Phobias may be memories passed down in genes from ancestors
Memories may be passed down through generations in DNA in a process that may be the underlying cause of phobias

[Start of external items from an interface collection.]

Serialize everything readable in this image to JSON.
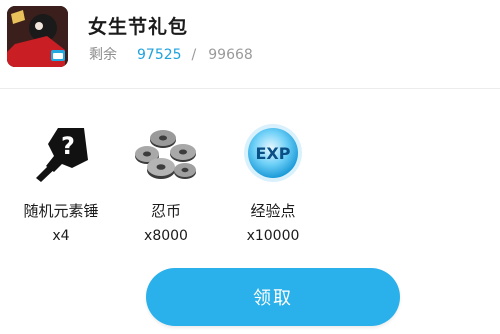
{
  "header": {
    "title": "女生节礼包",
    "remain_label": "剩余",
    "remain_count": "97525",
    "separator": "/",
    "remain_total": "99668",
    "app_icon": "game-app-icon"
  },
  "rewards": [
    {
      "name": "随机元素锤",
      "quantity": "x4",
      "icon": "hammer-question-icon"
    },
    {
      "name": "忍币",
      "quantity": "x8000",
      "icon": "ninja-coins-icon"
    },
    {
      "name": "经验点",
      "quantity": "x10000",
      "icon": "exp-orb-icon"
    }
  ],
  "claim_button": {
    "label": "领取"
  },
  "colors": {
    "accent": "#2ab0ea",
    "count": "#1fa3dd"
  }
}
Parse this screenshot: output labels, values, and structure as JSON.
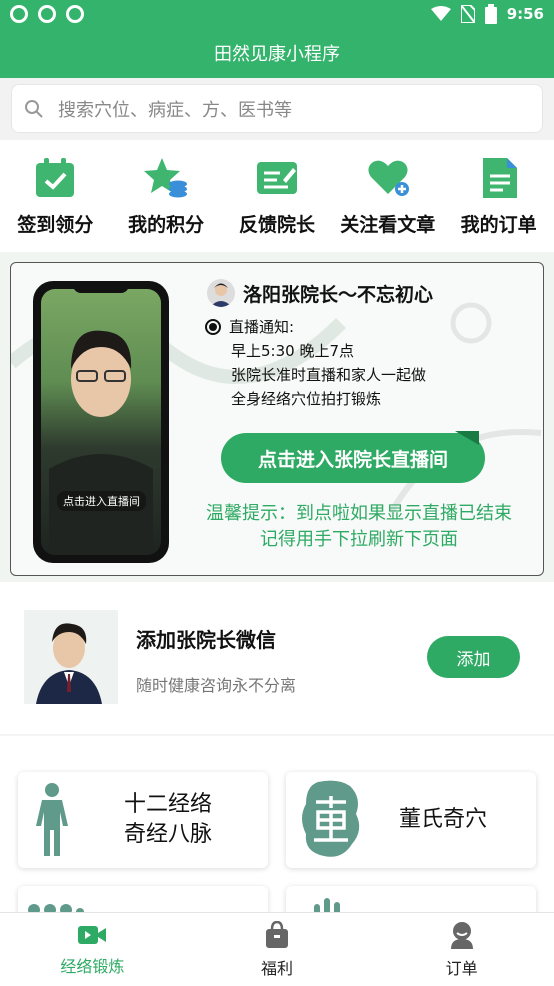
{
  "status_bar": {
    "time": "9:56"
  },
  "app": {
    "title": "田然见康小程序"
  },
  "search": {
    "placeholder": "搜索穴位、病症、方、医书等"
  },
  "quick_actions": [
    {
      "label": "签到领分",
      "icon": "calendar-check-icon"
    },
    {
      "label": "我的积分",
      "icon": "star-coins-icon"
    },
    {
      "label": "反馈院长",
      "icon": "edit-note-icon"
    },
    {
      "label": "关注看文章",
      "icon": "heart-plus-icon"
    },
    {
      "label": "我的订单",
      "icon": "document-icon"
    }
  ],
  "banner": {
    "title": "洛阳张院长～不忘初心",
    "notice_label": "直播通知:",
    "notice_lines": [
      "早上5:30  晚上7点",
      "张院长准时直播和家人一起做",
      "全身经络穴位拍打锻炼"
    ],
    "phone_caption": "点击进入直播间",
    "live_button": "点击进入张院长直播间",
    "tip_line1": "温馨提示：到点啦如果显示直播已结束",
    "tip_line2": "记得用手下拉刷新下页面"
  },
  "wechat": {
    "name": "添加张院长微信",
    "subtitle": "随时健康咨询永不分离",
    "add_label": "添加"
  },
  "cards": [
    {
      "line1": "十二经络",
      "line2": "奇经八脉",
      "icon": "human-body-icon"
    },
    {
      "line1": "董氏奇穴",
      "icon": "dong-seal-icon"
    }
  ],
  "tabs": [
    {
      "label": "经络锻炼",
      "icon": "video-icon",
      "active": true
    },
    {
      "label": "福利",
      "icon": "gift-bag-icon",
      "active": false
    },
    {
      "label": "订单",
      "icon": "user-icon",
      "active": false
    }
  ],
  "colors": {
    "brand": "#33b36b",
    "accent": "#2faa64"
  }
}
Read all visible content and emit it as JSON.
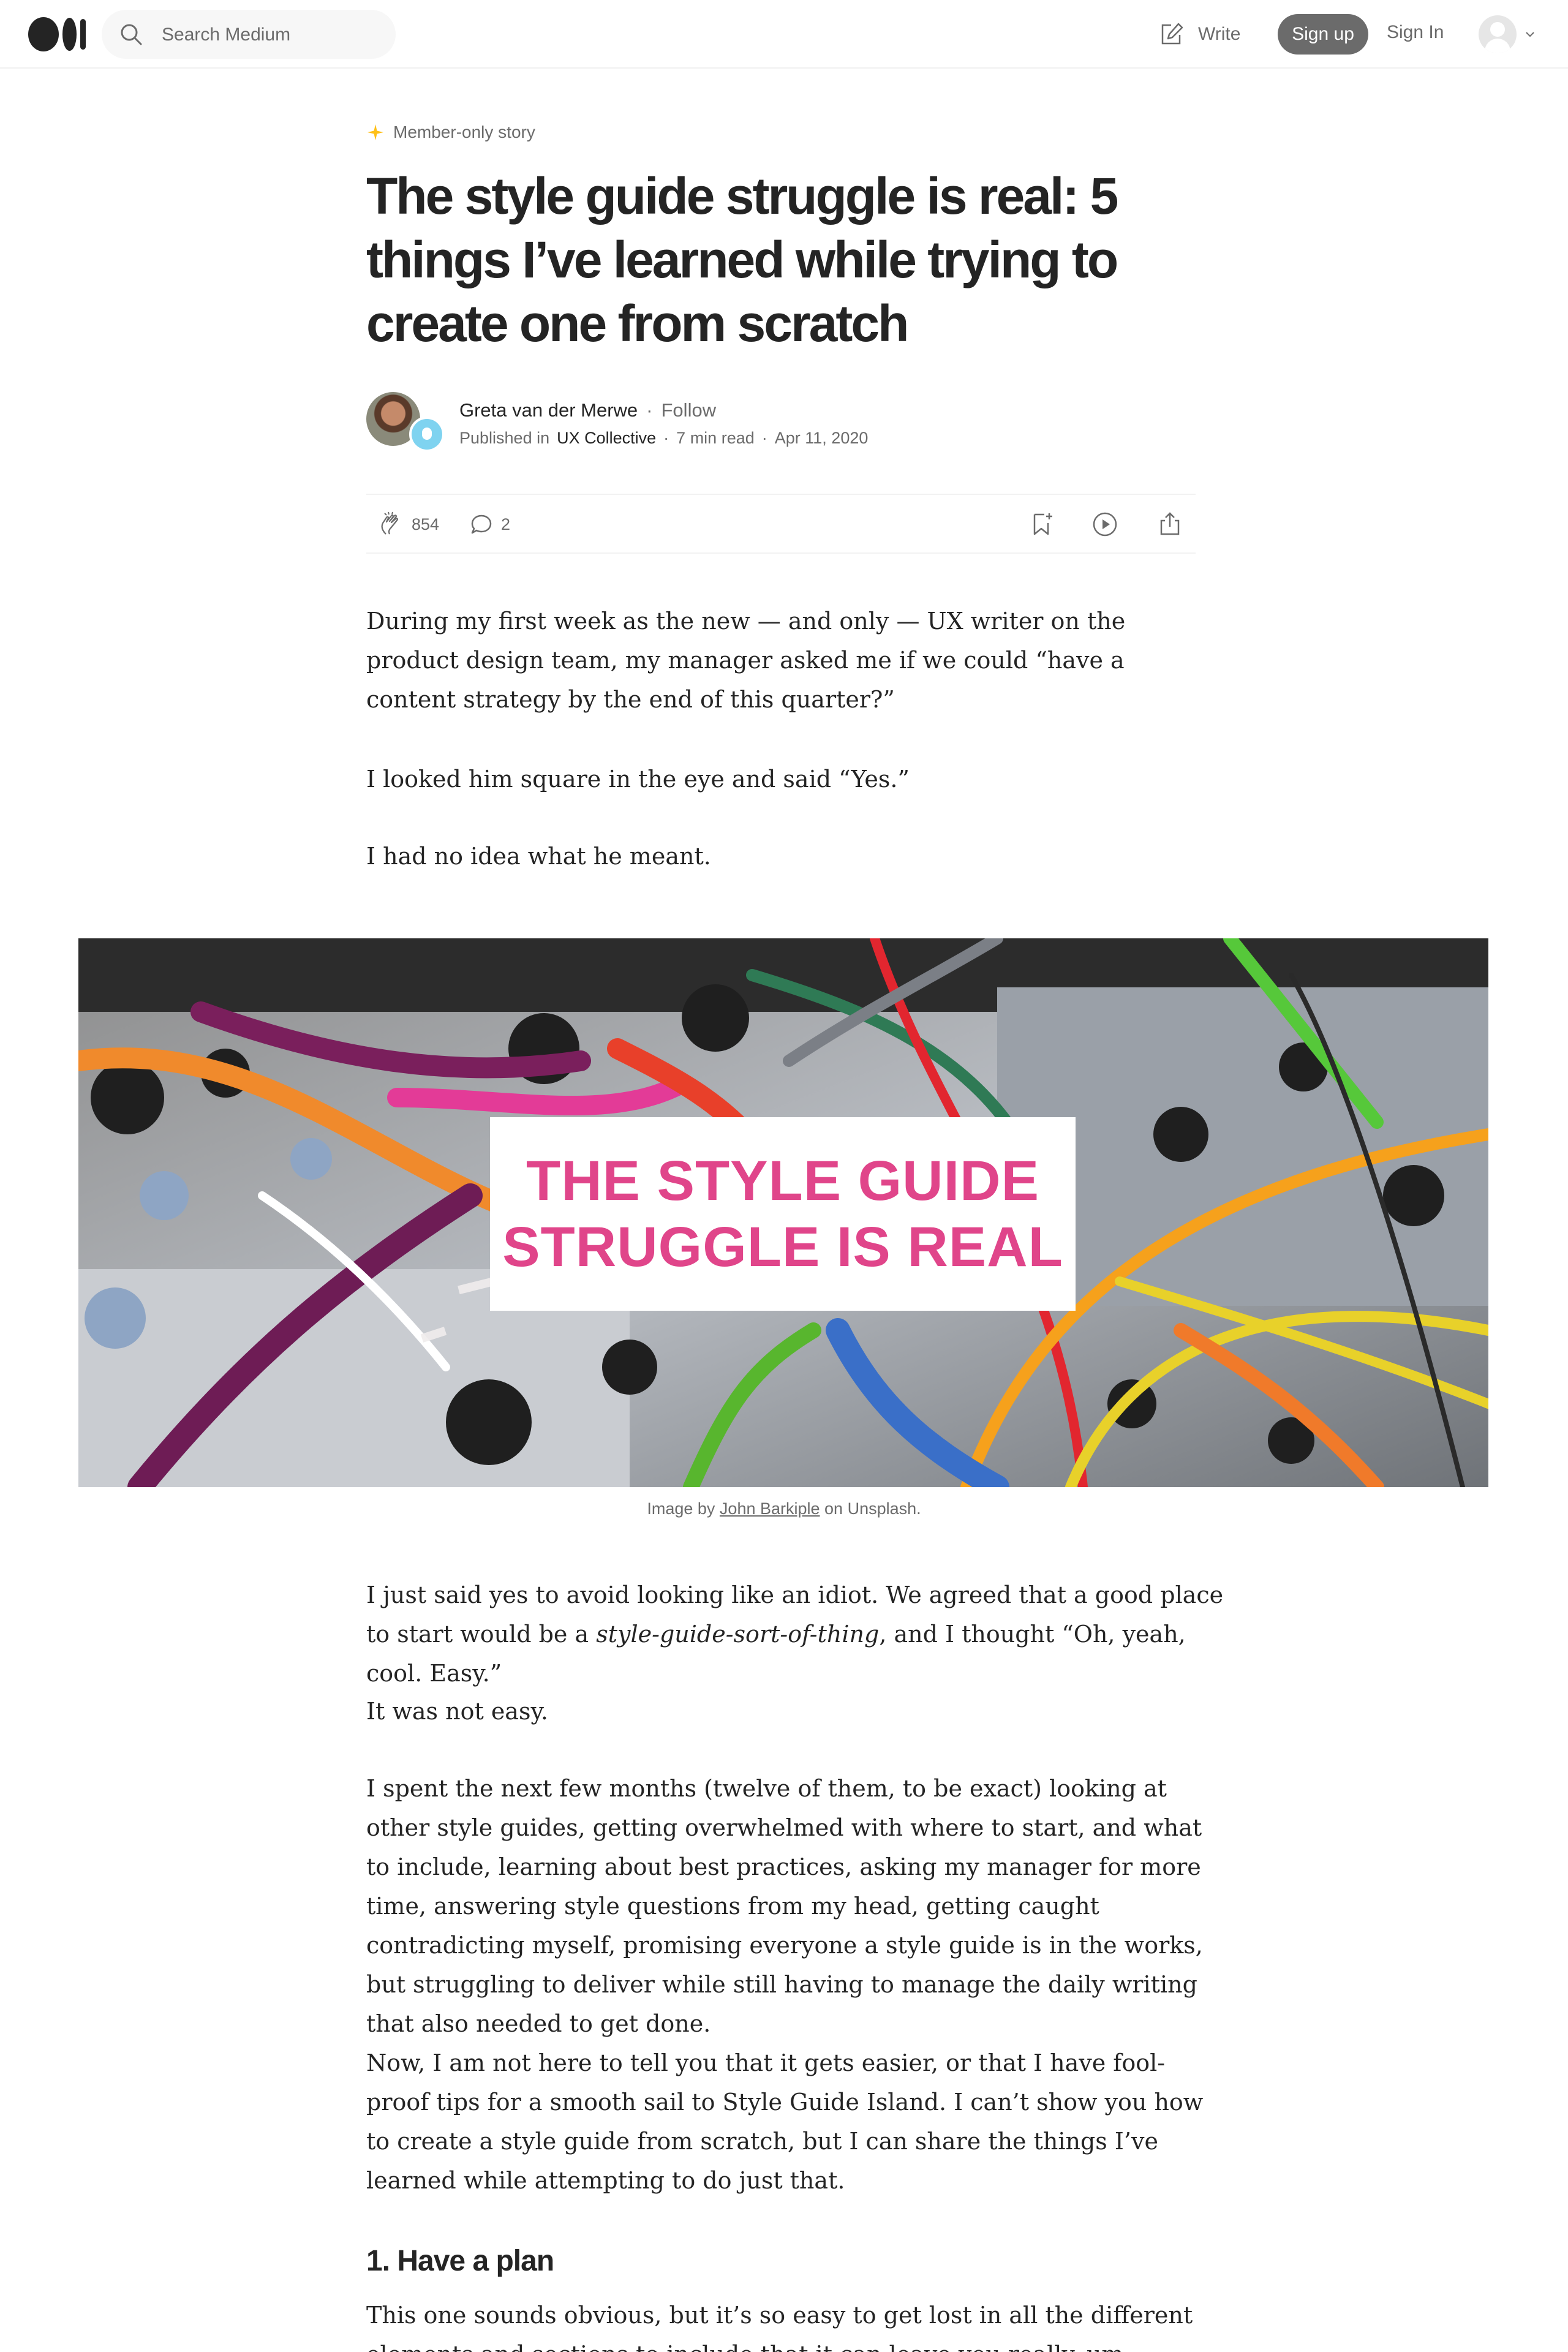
{
  "nav": {
    "search_placeholder": "Search Medium",
    "write_label": "Write",
    "signup_label": "Sign up",
    "signin_label": "Sign In"
  },
  "article": {
    "member_label": "Member-only story",
    "title": "The style guide struggle is real: 5 things I’ve learned while trying to create one from scratch",
    "author": "Greta van der Merwe",
    "follow_label": "Follow",
    "published_in_label": "Published in",
    "publication": "UX Collective",
    "read_time": "7 min read",
    "date": "Apr 11, 2020",
    "claps": "854",
    "responses": "2",
    "paragraphs": {
      "p1": "During my first week as the new — and only — UX writer on the product design team, my manager asked me if we could “have a content strategy by the end of this quarter?”",
      "p2": "I looked him square in the eye and said “Yes.”",
      "p3": "I had no idea what he meant.",
      "p4_a": "I just said yes to avoid looking like an idiot. We agreed that a good place to start would be a ",
      "p4_em": "style-guide-sort-of-thing",
      "p4_b": ", and I thought “Oh, yeah, cool. Easy.”",
      "p5": "It was not easy.",
      "p6": "I spent the next few months (twelve of them, to be exact) looking at other style guides, getting overwhelmed with where to start, and what to include, learning about best practices, asking my manager for more time, answering style questions from my head, getting caught contradicting myself, promising everyone a style guide is in the works, but struggling to deliver while still having to manage the daily writing that also needed to get done.",
      "p7": "Now, I am not here to tell you that it gets easier, or that I have fool-proof tips for a smooth sail to Style Guide Island. I can’t show you how to create a style guide from scratch, but I can share the things I’ve learned while attempting to do just that.",
      "h2": "1. Have a plan",
      "p8": "This one sounds obvious, but it’s so easy to get lost in all the different elements and sections to include that it can leave you really, um... well..."
    },
    "hero": {
      "line1": "THE STYLE GUIDE",
      "line2": "STRUGGLE IS REAL",
      "accent": "#e0458a"
    },
    "caption": {
      "prefix": "Image by ",
      "credit": "John Barkiple",
      "suffix": " on Unsplash."
    }
  },
  "icons": [
    "medium-logo-icon",
    "search-icon",
    "write-icon",
    "user-avatar-icon",
    "chevron-down-icon",
    "sparkle-icon",
    "clap-icon",
    "response-icon",
    "bookmark-icon",
    "listen-icon",
    "share-icon"
  ]
}
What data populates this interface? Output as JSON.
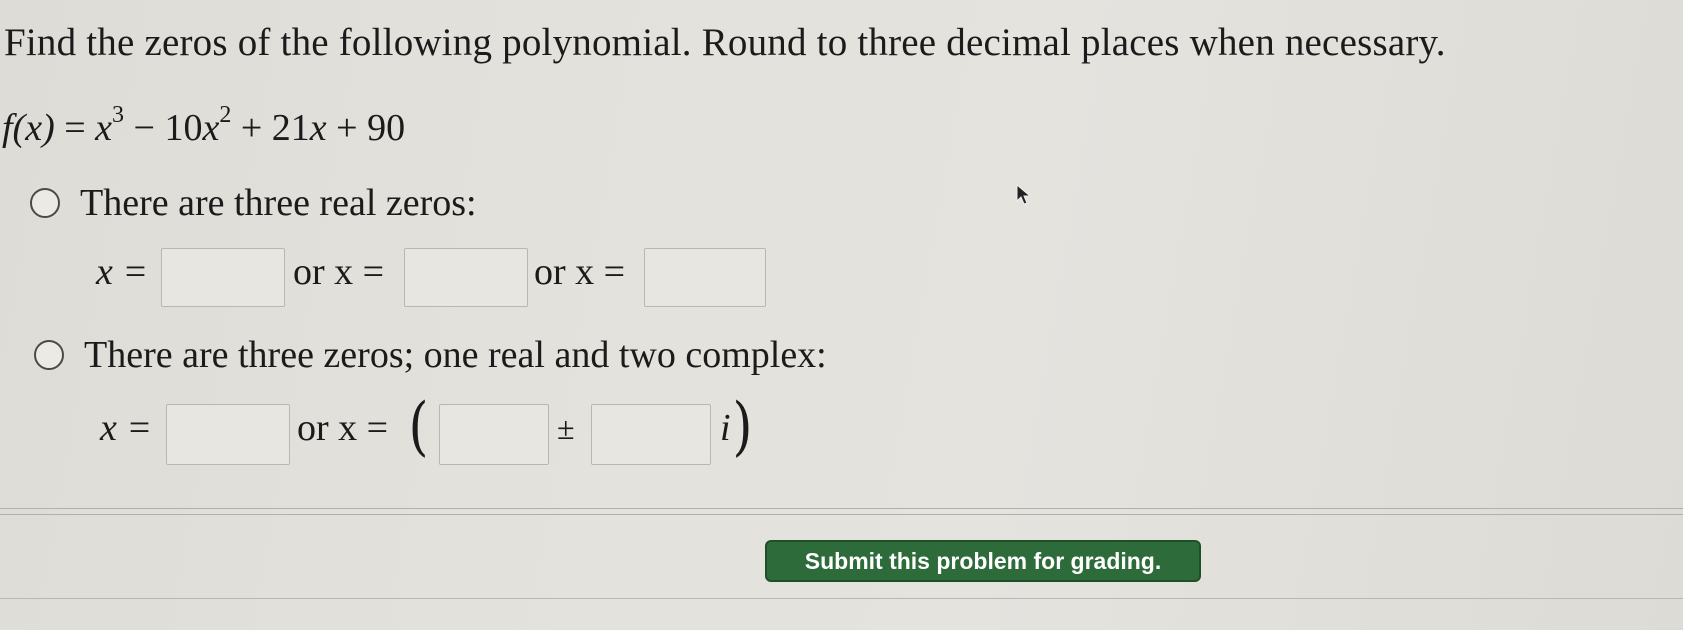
{
  "prompt": "Find the zeros of the following polynomial. Round to three decimal places when necessary.",
  "polynomial": {
    "lhs": "f(x)",
    "eq": " = ",
    "term1_base": "x",
    "term1_exp": "3",
    "op1": " − 10",
    "term2_base": "x",
    "term2_exp": "2",
    "op2": " + 21",
    "term3_base": "x",
    "op3": " + 90"
  },
  "option_real": {
    "label": "There are three real zeros:",
    "x_eq_1": "x =",
    "or_x_eq_2": "or x =",
    "or_x_eq_3": "or x =",
    "fields": [
      "",
      "",
      ""
    ]
  },
  "option_complex": {
    "label": "There are three zeros; one real and two complex:",
    "x_eq_1": "x =",
    "or_x_eq_2": "or x =",
    "open_paren": "(",
    "plus_minus": "±",
    "imag_unit": "i",
    "close_paren": ")",
    "fields": [
      "",
      "",
      ""
    ]
  },
  "submit_label": "Submit this problem for grading.",
  "colors": {
    "submit_bg": "#2e6b3a",
    "background": "#e2e0da"
  }
}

Memories can be passed down to later generations through genetic switches that allow offspring to inherit the experience of their ancestors, according to new research that may explain how phobias can develop. Scientists have long assumed that memories and learned experiences built up during a lifetime must be passed on by teaching later generations or through personal experience. However, new research has shown that it is possible for some information to be inherited biologically through chemical changes that occur in DNA. Researchers at the Emory University School of Medicine, in Atlanta, found that mice can pass on learned information about traumatic or stressful experiences – in this case a fear of the smell of cherry blossom – to subsequent generations. The results may help to explain why people suffer from seemingly irrational phobias – it may be based on the inherited experiences of their ancestors. (via Phobias may be memories passed down in genes from ancestors - Telegraph)
DNA hint of European origin for dogs
The results of a DNA study suggest that dogs were domesticated in Europe. No-one doubts that “man’s best friend” is an evolutionary off-shoot of the grey wolf, but scientists have long argued over the precise timing and location for their emergence. The new research, based on a genetic analysis of ancient and modern dog and wolf samples, points to a European origin at least 18,000 years ago. Olaf Thalmann and colleagues report the investigation in Science magazine. It adds a further layer of complexity to the story. (via BBC News - DNA hint of European origin for dogs)